#### [Your goal]
In the following listing, work out how many lines contain the string "label", and state only that number.

#### [Materials provided]
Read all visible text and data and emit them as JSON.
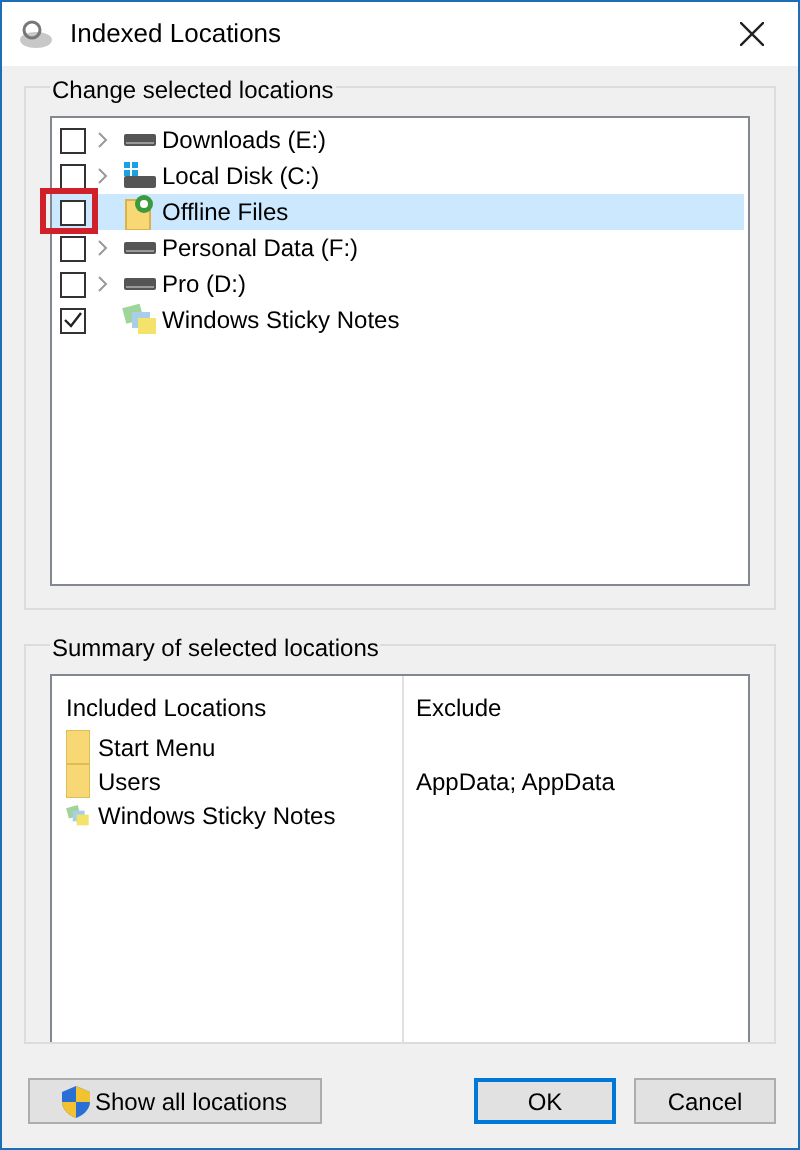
{
  "window": {
    "title": "Indexed Locations"
  },
  "change_group": {
    "title": "Change selected locations",
    "items": [
      {
        "label": "Downloads (E:)",
        "kind": "drive",
        "checked": false,
        "expandable": true,
        "selected": false,
        "highlighted": false
      },
      {
        "label": "Local Disk (C:)",
        "kind": "system-drive",
        "checked": false,
        "expandable": true,
        "selected": false,
        "highlighted": false
      },
      {
        "label": "Offline Files",
        "kind": "offline",
        "checked": false,
        "expandable": false,
        "selected": true,
        "highlighted": true
      },
      {
        "label": "Personal Data (F:)",
        "kind": "drive",
        "checked": false,
        "expandable": true,
        "selected": false,
        "highlighted": false
      },
      {
        "label": "Pro (D:)",
        "kind": "drive",
        "checked": false,
        "expandable": true,
        "selected": false,
        "highlighted": false
      },
      {
        "label": "Windows Sticky Notes",
        "kind": "sticky",
        "checked": true,
        "expandable": false,
        "selected": false,
        "highlighted": false
      }
    ]
  },
  "summary_group": {
    "title": "Summary of selected locations",
    "columns": [
      "Included Locations",
      "Exclude"
    ],
    "rows": [
      {
        "location": "Start Menu",
        "kind": "folder"
      },
      {
        "location": "Users",
        "kind": "folder",
        "exclude": "AppData; AppData"
      },
      {
        "location": "Windows Sticky Notes",
        "kind": "sticky"
      }
    ]
  },
  "buttons": [
    {
      "label": "Show all locations",
      "kind": "shield",
      "default": false
    },
    {
      "label": "OK",
      "kind": "plain",
      "default": true
    },
    {
      "label": "Cancel",
      "kind": "plain",
      "default": false
    }
  ]
}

#### [Answer box]
9